At first, learning to “trigger” a script instead of memorizing it can feel like you’re falling off a cliff!
Yet, the freedom that comes with not knowing where you will land,
Is not only exhilarating, but, what I believe every actor strives for,
To live in the moment.
QUESTION: How do seasoned actors memorize pages of dialog for rapid shooting schedules?
ACTORS: I touched a bit on this in my last blog and would love to elaborate more on the difference between memorizing vs. triggering a script; one clutters your mind with words to say and the other opens your mind with words to respond. Big difference! At least, it has been for me.
Over the years, I have met many actors who’ve claimed to have photographic memory, where they can SEE entire pages of dialogue in their mind, and other actors who are scared out of their mind because they can’t see how they’re going to memorize one page, let alone an entire script of dialogue!
If you don’t have any order with who you are and why you are here, it will feel all out of order, this I know for sure!
QUESTION: When filming a large film, how do you keep character when the scenes film all out of order? – @KarenRoberge
ACTORS: Great Question! Sounds like chaos, and can be if your character is not in order! Have you ever watched a film and when the ending came, it felt like the “characters” just met? Well, most likely they just did and the ending was the first day of filming. So, how do you keep your character IN order when you’re filming OUT of order? Simple, but not always so simple: stay true to who you are and why you are here, while having an overall intention, will guide you to what you hope will take place in each particular scene.
My very first feature film was with the beloved Robin Williams in PATCH ADAMS. Can I say I was just as excited as I was nervous when I heard, “You booked the role of Peter Coyote’s Wife!” Yikes!
Question: What skill can we cultivate in real life that helps us out on set or in rehearsal?
Actors: The one skill that has not only changed my life, but my craft, is without a doubt the art of meditation. I became aware that it’s not about having a life outside of acting, but having a life that includes acting.
I will never forget my very first agent interview in Los Angeles. I was sitting with a potential agent talking all about my acting when out of the blue the agent asked this question, which has never left me, “What else do you like besides acting? Because it will be those skills, those passions, that keep you fresh and exciting. It’s so important to have a life because that life is your acting.”
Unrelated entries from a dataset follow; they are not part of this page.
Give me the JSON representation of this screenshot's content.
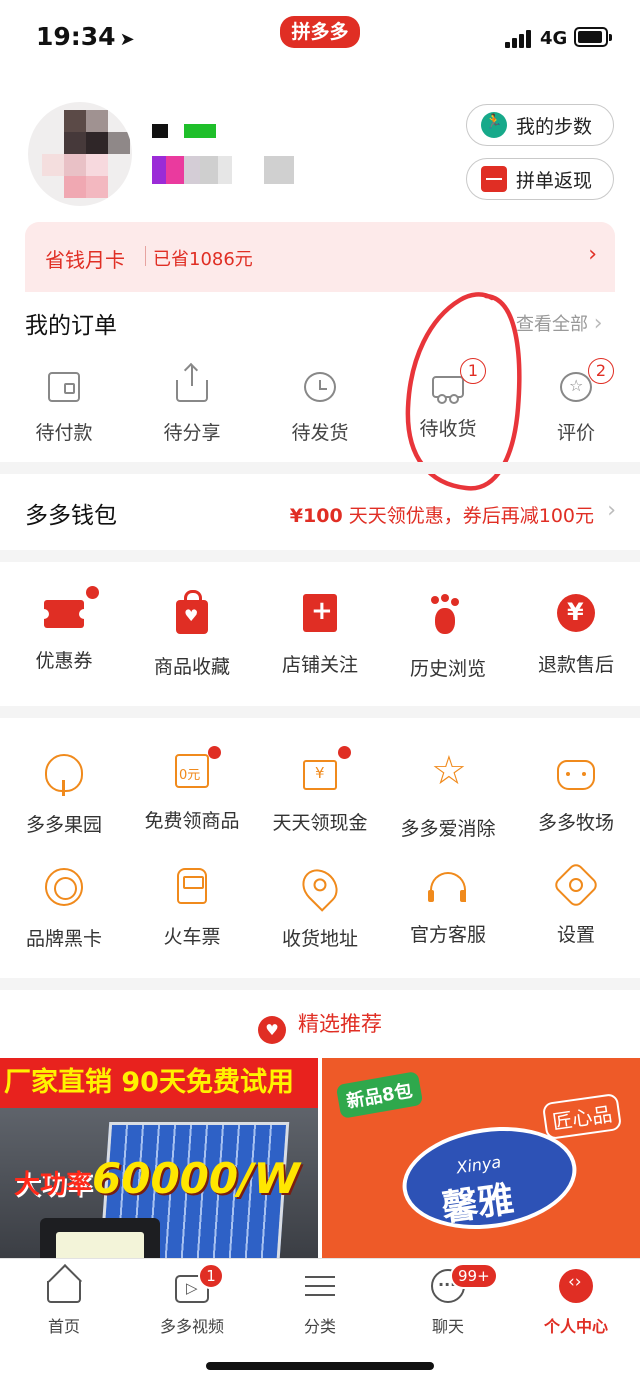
{
  "status_bar": {
    "time": "19:34",
    "location_glyph": "➤",
    "app_badge": "拼多多",
    "network": "4G"
  },
  "profile": {
    "steps_button": "我的步数",
    "cashback_button": "拼单返现",
    "steps_icon": "runner-icon",
    "cashback_icon": "red-envelope-icon"
  },
  "savings_card": {
    "title": "省钱月卡",
    "amount": "已省1086元",
    "arrow": "›"
  },
  "orders": {
    "title": "我的订单",
    "view_all": "查看全部",
    "chevron": "›",
    "items": [
      {
        "label": "待付款",
        "icon": "wallet-icon",
        "badge": ""
      },
      {
        "label": "待分享",
        "icon": "share-icon",
        "badge": ""
      },
      {
        "label": "待发货",
        "icon": "clock-icon",
        "badge": ""
      },
      {
        "label": "待收货",
        "icon": "truck-icon",
        "badge": "1"
      },
      {
        "label": "评价",
        "icon": "star-review-icon",
        "badge": "2"
      }
    ]
  },
  "wallet": {
    "title": "多多钱包",
    "promo_amount": "¥100",
    "promo_text": " 天天领优惠，券后再减100元",
    "chevron": "›"
  },
  "quick_services": {
    "items": [
      {
        "label": "优惠券",
        "icon": "coupon-icon",
        "dot": true
      },
      {
        "label": "商品收藏",
        "icon": "favorite-bag-icon",
        "dot": false
      },
      {
        "label": "店铺关注",
        "icon": "store-follow-icon",
        "dot": false
      },
      {
        "label": "历史浏览",
        "icon": "footprint-icon",
        "dot": false
      },
      {
        "label": "退款售后",
        "icon": "refund-icon",
        "dot": false
      }
    ]
  },
  "more_services": {
    "row1": [
      {
        "label": "多多果园",
        "icon": "tree-icon",
        "dot": false
      },
      {
        "label": "免费领商品",
        "icon": "free-gift-icon",
        "dot": true
      },
      {
        "label": "天天领现金",
        "icon": "cash-envelope-icon",
        "dot": true
      },
      {
        "label": "多多爱消除",
        "icon": "star-wand-icon",
        "dot": false
      },
      {
        "label": "多多牧场",
        "icon": "cow-icon",
        "dot": false
      }
    ],
    "row2": [
      {
        "label": "品牌黑卡",
        "icon": "medal-icon"
      },
      {
        "label": "火车票",
        "icon": "train-icon"
      },
      {
        "label": "收货地址",
        "icon": "location-pin-icon"
      },
      {
        "label": "官方客服",
        "icon": "headset-icon"
      },
      {
        "label": "设置",
        "icon": "gear-icon"
      }
    ]
  },
  "recommend": {
    "title": "精选推荐",
    "icon": "heart-icon",
    "products": [
      {
        "banner": "厂家直销 90天免费试用",
        "power_label": "大功率",
        "power_value": "60000/W"
      },
      {
        "tag": "新品8包",
        "brand_latin": "Xinya",
        "brand": "馨雅",
        "stamp": "匠心品"
      }
    ]
  },
  "bottom_nav": {
    "items": [
      {
        "label": "首页",
        "icon": "home-icon",
        "badge": "",
        "active": false
      },
      {
        "label": "多多视频",
        "icon": "video-icon",
        "badge": "1",
        "active": false
      },
      {
        "label": "分类",
        "icon": "category-list-icon",
        "badge": "",
        "active": false
      },
      {
        "label": "聊天",
        "icon": "chat-icon",
        "badge": "99+",
        "active": false
      },
      {
        "label": "个人中心",
        "icon": "profile-icon",
        "badge": "",
        "active": true
      }
    ]
  },
  "colors": {
    "brand_red": "#e02e24",
    "accent_orange": "#f08a1c",
    "savings_bg": "#fdeaea",
    "annotation_red": "#e8353a"
  }
}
I have to be honest, that question threw me off. I had just moved to Los Angeles from San Francisco to act, and all I heard was I had to eat, breathe, and drink acting; I can’t count how many times I heard that. As I sat there, it felt like I had put my “life” on hold so I could act, instead of creating a life that included acting.